(Element data from apps and pages)
=====

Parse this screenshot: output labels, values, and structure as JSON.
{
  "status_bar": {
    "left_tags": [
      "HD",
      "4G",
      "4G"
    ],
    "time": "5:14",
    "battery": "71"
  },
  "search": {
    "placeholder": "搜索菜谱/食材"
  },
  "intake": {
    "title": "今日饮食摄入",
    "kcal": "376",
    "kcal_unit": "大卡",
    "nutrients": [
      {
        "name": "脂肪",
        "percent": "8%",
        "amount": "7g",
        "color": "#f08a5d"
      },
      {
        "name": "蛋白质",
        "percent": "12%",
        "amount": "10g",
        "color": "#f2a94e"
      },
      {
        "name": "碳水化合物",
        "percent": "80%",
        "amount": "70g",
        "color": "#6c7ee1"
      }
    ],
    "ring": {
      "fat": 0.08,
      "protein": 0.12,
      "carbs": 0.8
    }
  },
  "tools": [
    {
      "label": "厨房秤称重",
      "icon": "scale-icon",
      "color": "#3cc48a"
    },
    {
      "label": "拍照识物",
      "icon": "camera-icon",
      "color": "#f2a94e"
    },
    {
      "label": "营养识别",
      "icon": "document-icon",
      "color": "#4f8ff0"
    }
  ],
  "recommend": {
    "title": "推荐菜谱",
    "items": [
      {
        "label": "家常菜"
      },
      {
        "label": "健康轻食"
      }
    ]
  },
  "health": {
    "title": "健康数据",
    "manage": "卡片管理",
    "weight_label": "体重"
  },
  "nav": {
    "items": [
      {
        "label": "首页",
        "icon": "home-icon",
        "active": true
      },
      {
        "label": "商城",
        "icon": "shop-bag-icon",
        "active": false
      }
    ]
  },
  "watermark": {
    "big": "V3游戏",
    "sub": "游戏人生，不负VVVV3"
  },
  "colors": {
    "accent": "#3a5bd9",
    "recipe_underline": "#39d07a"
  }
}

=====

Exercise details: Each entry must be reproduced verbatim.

Task result:
Parse this screenshot: output labels, values, and structure as JSON.
{
  "status_bar": {
    "left_tags": [
      "HD",
      "4G",
      "4G"
    ],
    "time": "5:14",
    "battery": "71"
  },
  "search": {
    "placeholder": "搜索菜谱/食材"
  },
  "intake": {
    "title": "今日饮食摄入",
    "kcal": "376",
    "kcal_unit": "大卡",
    "nutrients": [
      {
        "name": "脂肪",
        "percent": "8%",
        "amount": "7g",
        "color": "#f08a5d"
      },
      {
        "name": "蛋白质",
        "percent": "12%",
        "amount": "10g",
        "color": "#f2a94e"
      },
      {
        "name": "碳水化合物",
        "percent": "80%",
        "amount": "70g",
        "color": "#6c7ee1"
      }
    ],
    "ring": {
      "fat": 0.08,
      "protein": 0.12,
      "carbs": 0.8
    }
  },
  "tools": [
    {
      "label": "厨房秤称重",
      "icon": "scale-icon",
      "color": "#3cc48a"
    },
    {
      "label": "拍照识物",
      "icon": "camera-icon",
      "color": "#f2a94e"
    },
    {
      "label": "营养识别",
      "icon": "document-icon",
      "color": "#4f8ff0"
    }
  ],
  "recommend": {
    "title": "推荐菜谱",
    "items": [
      {
        "label": "家常菜"
      },
      {
        "label": "健康轻食"
      }
    ]
  },
  "health": {
    "title": "健康数据",
    "manage": "卡片管理",
    "weight_label": "体重"
  },
  "nav": {
    "items": [
      {
        "label": "首页",
        "icon": "home-icon",
        "active": true
      },
      {
        "label": "商城",
        "icon": "shop-bag-icon",
        "active": false
      }
    ]
  },
  "watermark": {
    "big": "V3游戏",
    "sub": "游戏人生，不负VVVV3"
  },
  "colors": {
    "accent": "#3a5bd9",
    "recipe_underline": "#39d07a"
  }
}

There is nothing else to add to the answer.